Yeah, that may be the way to go. I can't go with a rim brake, I don't think, for two reasons: the bike isn't made for one, so I'm not sure I could mount one, and the bike splits in two, so there's by design there are no brake lines running from the rear to the front of the bike (and the shifter is mounted on the seat tube). So I either find a coaster brake, do without a brake, or get a drum brake, and run a line from the tires to the handle bars, making splitting the bike more difficult. Given how effective the coaster brake is (not), I'm considering just doing without a rear brake and beefing up the front brakes. That would mean that I could either get a cheap AW for now, or I could go whole hog and get the 8 speed hub I'd been eyeing. I really hate the idea of going with the $60 3 speed hub now if I'm going to upgrade to 8 speeds before too long. But 8 speeds means no rear brakes (rear dropout spacing issues), which may not be a smart choice.
Alfred E. Bikes has a good price on that hub, too. Thanks for turning me on to it. I'm still not sure that's how I'll go, but it's looking like an affordable option at least. I've been hoping to upgrade to an 8 speed at some point, but there are no 8 speeds with a coaster brake that will fit my rear spacing.

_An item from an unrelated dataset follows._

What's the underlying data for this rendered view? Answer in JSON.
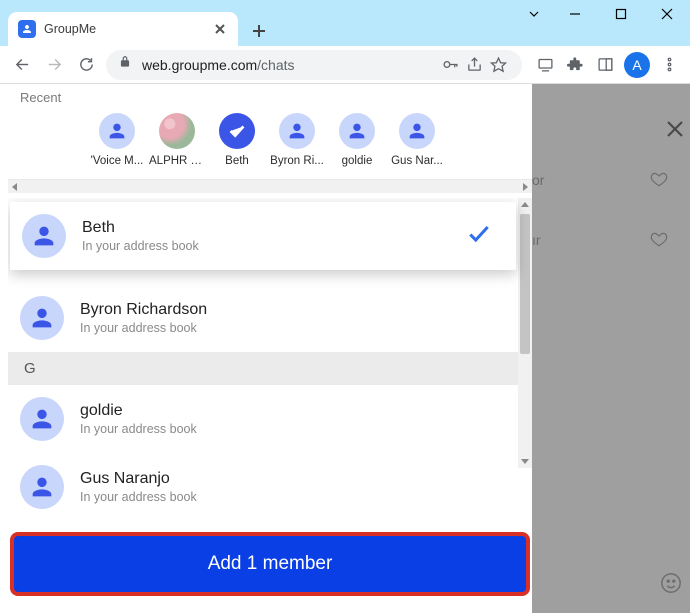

I don't want to drop money on two hubs for this thing, so now I need to figure out if I want to go 3-speed with a coaster brake or 8-speed with only front brakes.
No, but same concept (and probably a copied concept): it splits in the middle for storage/transport, which is why running brake lines from the handlebars to the back is something I'm trying to avoid. It's a Sears ToteCycle from 1972, or at least that's when the hub is from.
I have no experience with them but a couple of people have told me that, unlike the older ones, the new SA coaster brake 3 speeds actually work pretty well.
That's certainly encouraging. The old coaster brake would slow me down, and, combined with the front rim brake connecting with a dinged, crooked, front tire would bring me to a stop without too much trouble, but I wouldn't want to try for a sudden stop.
I'm still toying with the idea of forgoing a rear brake entirely, but I'm not sure how safe I'd feel with that. I'm considering a rim and drum brake up front to ensure that I have adequate stopping power, but it's been pointed out in the mechanic's forum that bringing just the front wheel to a complete stop may have some bad consequences.
I guess the question is do I want to spring for more gears (and, therefore, a prayer of getting up the hills in my area), or stick with 3 speeds, but have the benefit of some rear braking power?
Perhaps the consequences of not being able to stop outweigh the benefits of being able to climb steep hills. And I might even be able to climb some of those hills if, with a new hub, I could count on not slipping out of low gear when standing on the pedals.
Shifter is mounted high on the seat tube. You reach between your legs to shift. Since the seat tube is part of the back half of the bike, you don't have to do anything with it when you split the bike.
I've been asking some other questions in the mechanics forum, and it sounds like nlerner's suggestion of the a modern SA 3-speed hub is the best choice. I was thinking this might be a good excuse to get a hub with more speeds, but with the spacing on this bike, and with the idea the hub has to contain any braking power I might need, it looks like a 3-speed coaster or a 5-speed drum brake hub are my only choices. And the price difference between 3 and 5 speeds makes it an easy decision.